 But Geoff Nicholls proposed inter-breeding with a liver cocker and, not surprisingly, knew just where to go for one. This raises an issue which, whilst making lurcher and working terrier enthusiasts laugh out loud, has to be faced by all sportsmen who value dogs for what they can do rather than what they look like. The question is: Are dogs valued for their pedigree or their prowess? Over the last 150 years breeding for the pedigree and showring certificates has ruined breed after breed. "Got a pedigree long as your arm" has been used ingenuously as an excuse for non-performance for far too long. Yet spaniels of all the gundog types have been interbred, outcrossed and reclassified the most.

 These minor breed spaniels, owned and handled by a most likeable and admirably-intentioned bunch of devotees, could not work! Some lacked confidence; some retrieved soundly, one (a field spaniel of Clive Rowlands's breeding) might make progress if worked with a really keen young Engish springer for a while. Perhaps we should look again at how we mark spaniels at working tests, giving the highest marks for hunting ability, encouraging raw material with essential spaniel characteristics and not worry quite so much about the finer points of dummy-carrying. Not one of these spaniels went under cover; most went round it altogether.

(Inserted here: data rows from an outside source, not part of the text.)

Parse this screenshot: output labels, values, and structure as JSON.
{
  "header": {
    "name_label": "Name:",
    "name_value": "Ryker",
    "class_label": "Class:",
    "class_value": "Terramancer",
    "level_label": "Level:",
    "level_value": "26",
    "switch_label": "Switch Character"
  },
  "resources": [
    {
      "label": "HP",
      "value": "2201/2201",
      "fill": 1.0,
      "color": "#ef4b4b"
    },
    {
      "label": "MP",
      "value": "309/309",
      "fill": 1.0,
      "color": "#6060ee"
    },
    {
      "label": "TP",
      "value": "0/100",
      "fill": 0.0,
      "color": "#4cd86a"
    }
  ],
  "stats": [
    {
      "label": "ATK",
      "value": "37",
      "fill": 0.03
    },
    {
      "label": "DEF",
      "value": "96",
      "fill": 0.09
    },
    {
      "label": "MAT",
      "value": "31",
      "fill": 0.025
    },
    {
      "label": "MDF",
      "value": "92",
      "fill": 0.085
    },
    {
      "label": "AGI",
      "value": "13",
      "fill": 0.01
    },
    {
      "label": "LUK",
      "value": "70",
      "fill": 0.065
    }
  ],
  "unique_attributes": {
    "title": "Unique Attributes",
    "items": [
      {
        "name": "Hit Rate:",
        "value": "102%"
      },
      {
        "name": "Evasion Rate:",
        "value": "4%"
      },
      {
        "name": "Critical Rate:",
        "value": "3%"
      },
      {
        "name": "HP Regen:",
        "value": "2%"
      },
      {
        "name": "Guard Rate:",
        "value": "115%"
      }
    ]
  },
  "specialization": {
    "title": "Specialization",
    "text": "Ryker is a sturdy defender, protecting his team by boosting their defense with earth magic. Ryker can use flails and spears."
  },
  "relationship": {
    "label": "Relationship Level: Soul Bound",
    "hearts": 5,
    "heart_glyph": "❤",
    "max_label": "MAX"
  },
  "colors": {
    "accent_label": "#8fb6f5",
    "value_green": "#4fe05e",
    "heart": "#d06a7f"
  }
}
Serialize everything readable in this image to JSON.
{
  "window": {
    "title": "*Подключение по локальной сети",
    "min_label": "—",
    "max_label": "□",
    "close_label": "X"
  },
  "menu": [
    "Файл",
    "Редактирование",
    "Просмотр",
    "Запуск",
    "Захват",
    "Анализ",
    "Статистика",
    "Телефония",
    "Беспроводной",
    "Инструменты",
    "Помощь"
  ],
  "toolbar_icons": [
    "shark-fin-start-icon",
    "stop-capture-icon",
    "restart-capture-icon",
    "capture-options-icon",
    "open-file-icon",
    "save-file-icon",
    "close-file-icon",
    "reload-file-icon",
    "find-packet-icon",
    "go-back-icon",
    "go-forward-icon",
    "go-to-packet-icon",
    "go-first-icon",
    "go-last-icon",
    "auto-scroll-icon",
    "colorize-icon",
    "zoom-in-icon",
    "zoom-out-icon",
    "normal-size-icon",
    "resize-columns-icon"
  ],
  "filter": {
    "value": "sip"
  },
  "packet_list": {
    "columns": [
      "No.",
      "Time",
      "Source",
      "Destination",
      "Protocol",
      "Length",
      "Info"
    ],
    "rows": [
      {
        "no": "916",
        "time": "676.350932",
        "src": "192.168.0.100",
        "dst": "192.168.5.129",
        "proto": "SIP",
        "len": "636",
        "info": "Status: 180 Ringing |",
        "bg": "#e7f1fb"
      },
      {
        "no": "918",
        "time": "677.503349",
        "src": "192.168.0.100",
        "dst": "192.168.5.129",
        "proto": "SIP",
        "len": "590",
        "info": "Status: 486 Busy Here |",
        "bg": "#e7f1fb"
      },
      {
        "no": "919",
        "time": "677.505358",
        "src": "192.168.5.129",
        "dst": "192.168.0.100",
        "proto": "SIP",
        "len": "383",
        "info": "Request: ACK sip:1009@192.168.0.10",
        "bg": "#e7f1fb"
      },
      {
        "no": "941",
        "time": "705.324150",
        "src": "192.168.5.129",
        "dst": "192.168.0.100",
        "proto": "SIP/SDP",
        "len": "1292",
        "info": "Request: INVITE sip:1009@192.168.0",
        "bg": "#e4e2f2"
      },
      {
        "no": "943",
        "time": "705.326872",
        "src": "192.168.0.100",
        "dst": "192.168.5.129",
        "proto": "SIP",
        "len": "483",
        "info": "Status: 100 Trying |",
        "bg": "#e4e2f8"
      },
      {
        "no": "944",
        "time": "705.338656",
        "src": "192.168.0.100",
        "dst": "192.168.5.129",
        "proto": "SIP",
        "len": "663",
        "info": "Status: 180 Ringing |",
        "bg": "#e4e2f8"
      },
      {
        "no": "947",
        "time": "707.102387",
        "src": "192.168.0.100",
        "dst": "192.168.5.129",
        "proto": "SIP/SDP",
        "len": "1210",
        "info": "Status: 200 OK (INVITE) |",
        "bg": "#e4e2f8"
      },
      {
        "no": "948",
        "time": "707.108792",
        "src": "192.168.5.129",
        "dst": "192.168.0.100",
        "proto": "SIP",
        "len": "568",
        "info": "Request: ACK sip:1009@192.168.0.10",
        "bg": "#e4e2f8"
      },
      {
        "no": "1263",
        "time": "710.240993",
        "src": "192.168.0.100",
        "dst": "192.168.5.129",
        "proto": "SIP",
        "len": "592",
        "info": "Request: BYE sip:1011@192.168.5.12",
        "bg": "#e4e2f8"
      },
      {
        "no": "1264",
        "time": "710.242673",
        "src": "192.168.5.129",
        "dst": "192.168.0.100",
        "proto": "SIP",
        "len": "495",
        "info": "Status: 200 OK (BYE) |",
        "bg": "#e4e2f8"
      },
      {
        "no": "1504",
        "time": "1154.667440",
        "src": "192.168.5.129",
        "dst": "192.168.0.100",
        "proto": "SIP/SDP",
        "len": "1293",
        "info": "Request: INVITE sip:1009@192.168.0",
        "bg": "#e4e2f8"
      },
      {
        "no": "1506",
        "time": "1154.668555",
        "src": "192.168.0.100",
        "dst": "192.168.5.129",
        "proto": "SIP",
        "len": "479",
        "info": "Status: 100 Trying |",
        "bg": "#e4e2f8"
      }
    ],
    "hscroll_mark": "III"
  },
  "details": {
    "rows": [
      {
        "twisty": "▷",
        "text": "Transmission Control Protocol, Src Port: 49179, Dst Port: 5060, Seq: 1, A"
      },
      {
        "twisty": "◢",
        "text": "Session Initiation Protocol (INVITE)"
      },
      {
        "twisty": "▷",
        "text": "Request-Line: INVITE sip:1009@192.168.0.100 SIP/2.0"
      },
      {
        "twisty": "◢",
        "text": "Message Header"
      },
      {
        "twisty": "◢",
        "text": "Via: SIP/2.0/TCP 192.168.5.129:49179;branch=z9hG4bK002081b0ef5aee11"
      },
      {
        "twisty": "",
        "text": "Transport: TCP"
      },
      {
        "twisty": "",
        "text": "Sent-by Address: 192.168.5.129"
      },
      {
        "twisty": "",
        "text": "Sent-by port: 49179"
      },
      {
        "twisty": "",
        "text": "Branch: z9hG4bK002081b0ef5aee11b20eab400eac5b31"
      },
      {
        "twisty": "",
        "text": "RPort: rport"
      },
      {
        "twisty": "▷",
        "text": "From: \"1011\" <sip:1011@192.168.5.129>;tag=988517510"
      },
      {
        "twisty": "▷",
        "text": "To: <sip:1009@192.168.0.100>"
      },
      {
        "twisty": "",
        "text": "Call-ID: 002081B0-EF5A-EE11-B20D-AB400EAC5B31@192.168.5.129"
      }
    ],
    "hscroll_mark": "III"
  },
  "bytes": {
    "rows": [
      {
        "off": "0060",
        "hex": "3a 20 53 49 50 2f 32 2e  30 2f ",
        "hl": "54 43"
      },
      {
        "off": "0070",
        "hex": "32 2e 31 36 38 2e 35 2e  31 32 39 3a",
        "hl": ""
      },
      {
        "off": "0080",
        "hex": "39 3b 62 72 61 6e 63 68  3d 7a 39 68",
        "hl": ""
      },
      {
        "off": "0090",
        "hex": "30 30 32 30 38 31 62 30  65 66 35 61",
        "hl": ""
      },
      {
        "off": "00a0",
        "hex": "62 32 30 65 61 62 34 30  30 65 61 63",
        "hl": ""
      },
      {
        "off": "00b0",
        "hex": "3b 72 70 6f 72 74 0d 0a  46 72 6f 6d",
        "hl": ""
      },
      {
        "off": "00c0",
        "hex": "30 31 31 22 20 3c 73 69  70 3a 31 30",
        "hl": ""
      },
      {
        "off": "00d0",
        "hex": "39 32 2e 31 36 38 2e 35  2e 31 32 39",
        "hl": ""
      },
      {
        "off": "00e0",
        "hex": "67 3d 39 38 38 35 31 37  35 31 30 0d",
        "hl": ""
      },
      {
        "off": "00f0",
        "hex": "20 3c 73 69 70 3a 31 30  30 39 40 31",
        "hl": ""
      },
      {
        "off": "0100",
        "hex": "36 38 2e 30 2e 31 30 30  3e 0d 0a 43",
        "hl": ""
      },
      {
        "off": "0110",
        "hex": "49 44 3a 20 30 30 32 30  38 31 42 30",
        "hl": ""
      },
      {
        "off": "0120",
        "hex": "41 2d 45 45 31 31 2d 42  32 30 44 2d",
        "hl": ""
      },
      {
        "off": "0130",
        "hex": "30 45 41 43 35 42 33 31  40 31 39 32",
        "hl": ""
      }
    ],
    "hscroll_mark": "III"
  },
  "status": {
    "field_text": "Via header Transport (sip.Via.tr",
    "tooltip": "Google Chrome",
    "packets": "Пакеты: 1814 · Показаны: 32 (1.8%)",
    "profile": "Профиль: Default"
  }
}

 Of course, in the gundog world, there are plenty of fine working dogs: cockers, English springers, Irish setters, pointers, labradors and, increasingly, the 'hunt, point and retrieve' breeds. But the minor breeds of spaniel are part of our national sporting heritage, with genetic importance too. Much as I admire a top-class field-trial labrador or cocker, I just as much want to see the separate idiosyncrasies of the less popular breeds conserved. A cross-bred spaniel that can really work is a much more valuable animal to me than any statuesque showring poseur with no working capability. As Wilson Stephens, doyen of contemporary gundog writers, once drily wrote: "They didn't send male models to recapture the Falklands!" Those involved in the future of our minor breeds of spaniel have much to think about.